The easy pickings around our feeders usually draw immatures, so we're having some trouble being certain, from quick looks, whether we're seeing Cooper's or Sharp-shins at times. (See what you think: photo left from this morning.) Telltale signs, best seen in the adult, would be the squarish head, roundish tail, and less streaked breast of the Cooper's, all relative and dependent on getting a good look. And of course, larger size—but that too is proving to be hard to judge except at the extremes. Males can be quite a bit smaller than females in accipiters, causing the three species (Goshawk being the third) to overlap in size.
Yesterday morning, for example, a hawk I took to be Sharp-shinned (and, one hopes, our familiar Artemis) was the first bird out, and her presence kept the others hungry and on guard for a brief time just after dawn. The magpies went into vociferous hawk-mode in the afternoon, showing us what we thought was Cooper's again. Having a resident colony of pie-birds is proving an aid to observation!
Photo credits for this morning's good look go to The Husband. Finally, someone who's not camera-shy: She/he sat in the Russian-olive for a full half hour, while the light changed from rosy to standard Colorado-bright.
My slide show idea didn't work as well as I'd hoped, so scroll below for an almost animated sequence. Looking right, left, and down—where's breakfast! First four around 8:45 in early light; last four around 9:15 a.m.
Cooper's Hawk Accipiter cooperii (finally! A bird sci name that makes sense!)
Consulting our old friends Niedrach & Rockwell (1939), I find this:
Cooper's Hawk. Accipiter cooperi (Bonaparte)

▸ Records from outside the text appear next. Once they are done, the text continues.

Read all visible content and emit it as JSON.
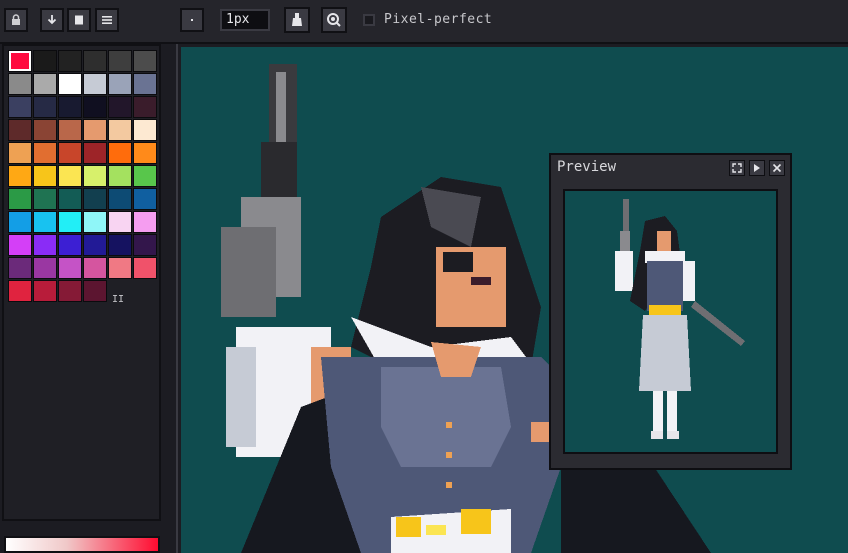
{
  "toolbar": {
    "brush_size": "1px",
    "pixel_perfect_label": "Pixel-perfect",
    "pixel_perfect_checked": false,
    "icons": [
      "lock-icon",
      "arrow-down-icon",
      "file-icon",
      "menu-icon",
      "dot-brush-icon",
      "fill-bucket-icon",
      "magnifier-icon"
    ]
  },
  "palette": {
    "selected_index": 0,
    "colors": [
      "#ff0b40",
      "#1a1a1a",
      "#222222",
      "#2e2e2e",
      "#3e3e3e",
      "#4c4c4c",
      "#8a8a8a",
      "#aaaaaa",
      "#ffffff",
      "#c6cbd5",
      "#9aa3b8",
      "#6a7393",
      "#3b4061",
      "#262a45",
      "#181a30",
      "#100f20",
      "#22162a",
      "#3a1c2b",
      "#5e2a2a",
      "#8a4434",
      "#b9674a",
      "#e59a6e",
      "#f3c9a0",
      "#fde9d2",
      "#eea153",
      "#e16e30",
      "#c8452a",
      "#9d2428",
      "#ff6c0c",
      "#ff8a1a",
      "#ffa814",
      "#f7c51a",
      "#fbe552",
      "#d7f06b",
      "#a4e15f",
      "#58c64b",
      "#2b9a46",
      "#1f7352",
      "#135c55",
      "#123f4f",
      "#0d4b74",
      "#105fa0",
      "#139ee6",
      "#18c2f0",
      "#22eef6",
      "#8ff6f8",
      "#f8d4f2",
      "#f59df0",
      "#d43ff7",
      "#8a2cf6",
      "#3c1fd3",
      "#221a96",
      "#151260",
      "#33164b",
      "#6b2a7a",
      "#9a37a2",
      "#c553c6",
      "#d5559f",
      "#f07984",
      "#f0526a",
      "#e0233f",
      "#b81c3a",
      "#851a36",
      "#5c1530"
    ]
  },
  "preview": {
    "title": "Preview",
    "icons": [
      "fullscreen-icon",
      "play-icon",
      "close-icon"
    ]
  },
  "colors": {
    "canvas_bg": "#0f4c4f",
    "panel_bg": "#1f1f25",
    "toolbar_bg": "#25252b"
  }
}
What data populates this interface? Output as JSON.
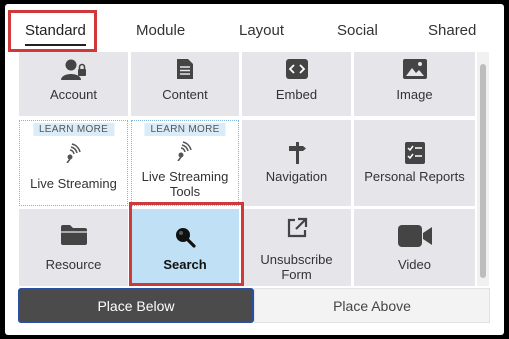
{
  "tabs": [
    "Standard",
    "Module",
    "Layout",
    "Social",
    "Shared"
  ],
  "active_tab": "Standard",
  "learn_more_label": "LEARN MORE",
  "tiles": {
    "account": "Account",
    "content": "Content",
    "embed": "Embed",
    "image": "Image",
    "live_streaming": "Live Streaming",
    "live_streaming_tools": "Live Streaming Tools",
    "navigation": "Navigation",
    "personal_reports": "Personal Reports",
    "resource": "Resource",
    "search": "Search",
    "unsubscribe_form": "Unsubscribe Form",
    "video": "Video"
  },
  "selected_tile": "Search",
  "placement": {
    "below": "Place Below",
    "above": "Place Above",
    "selected": "Place Below"
  },
  "colors": {
    "highlight": "#d0393c",
    "selected_tile": "#bfe0f5",
    "tile": "#e6e6ea",
    "active_button": "#4b4b4b"
  }
}
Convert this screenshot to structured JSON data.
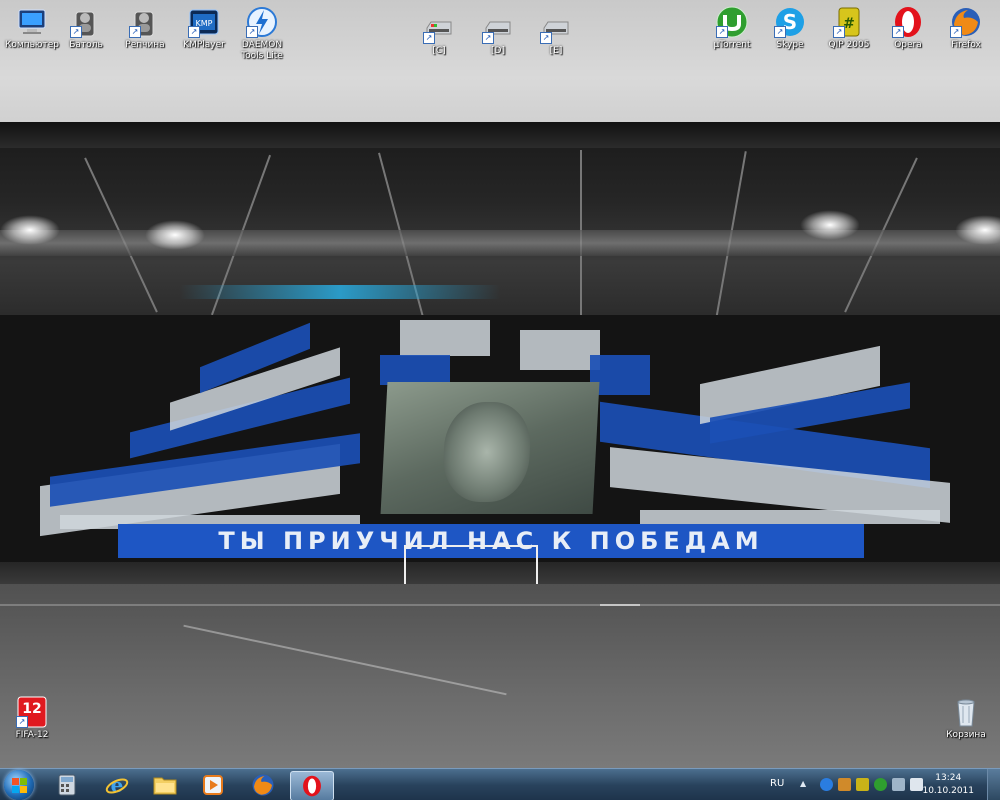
{
  "desktop": {
    "icons_top": [
      {
        "label": "Компьютер",
        "icon": "computer-icon"
      },
      {
        "label": "Батоль",
        "icon": "user-folder-icon"
      },
      {
        "label": "Репчина",
        "icon": "user-folder-icon"
      },
      {
        "label": "KMPlayer",
        "icon": "kmplayer-icon"
      },
      {
        "label": "DAEMON Tools Lite",
        "icon": "daemon-tools-icon"
      },
      {
        "label": "[C]",
        "icon": "drive-icon"
      },
      {
        "label": "[D]",
        "icon": "drive-icon"
      },
      {
        "label": "[E]",
        "icon": "drive-icon"
      },
      {
        "label": "µTorrent",
        "icon": "utorrent-icon"
      },
      {
        "label": "Skype",
        "icon": "skype-icon"
      },
      {
        "label": "QIP 2005",
        "icon": "qip-icon"
      },
      {
        "label": "Opera",
        "icon": "opera-icon"
      },
      {
        "label": "Firefox",
        "icon": "firefox-icon"
      }
    ],
    "fifa": {
      "label": "FIFA-12",
      "badge": "12"
    },
    "recycle_bin": {
      "label": "Корзина"
    },
    "wallpaper_banner": "ТЫ ПРИУЧИЛ НАС К ПОБЕДАМ"
  },
  "taskbar": {
    "pinned": [
      "calculator-icon",
      "internet-explorer-icon",
      "explorer-folder-icon",
      "media-player-icon",
      "firefox-icon",
      "opera-icon"
    ],
    "active_index": 5,
    "language": "RU",
    "time": "13:24",
    "date": "10.10.2011",
    "tray_up_arrow": "▲"
  },
  "colors": {
    "taskbar": "#29435d",
    "banner_blue": "#1e56c4"
  }
}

Field Marks. Length 15-17.5 inches; similar to sharp-shinned hawk but larger; end of tail rounded instead of straight.
Summer resident, not common; more numerous during migration. Upper Sonoran through Canadian Zone; most common in Transition.
Owing to its characteristic habit of perching close to the trunk of densely foliaged trees, this species is inconspicuous. It is seldom seen any distance from tree growth. A few pairs nest regularly on the table-land south of Denver, where, in June 1937, Bailey and Niedrach secured photographs of adults and young in their nest among the scrub oaks; others build in the evergreens near Bergen Park and south of Idaho Springs. Cooper's hawks are very fast upon the wing, and as they are not particularly shy, are often observed over the city. A few winter, but the majority leave for the south by the last of October, and do not return until early April. This hawk is a large edition of the sharp-shin and because of its size, takes much larger game. Near habitations it is a persistent poultry-killer, and consequently has aroused the animosity of farmers.
The latter, if true, should have me fearful for the chickens!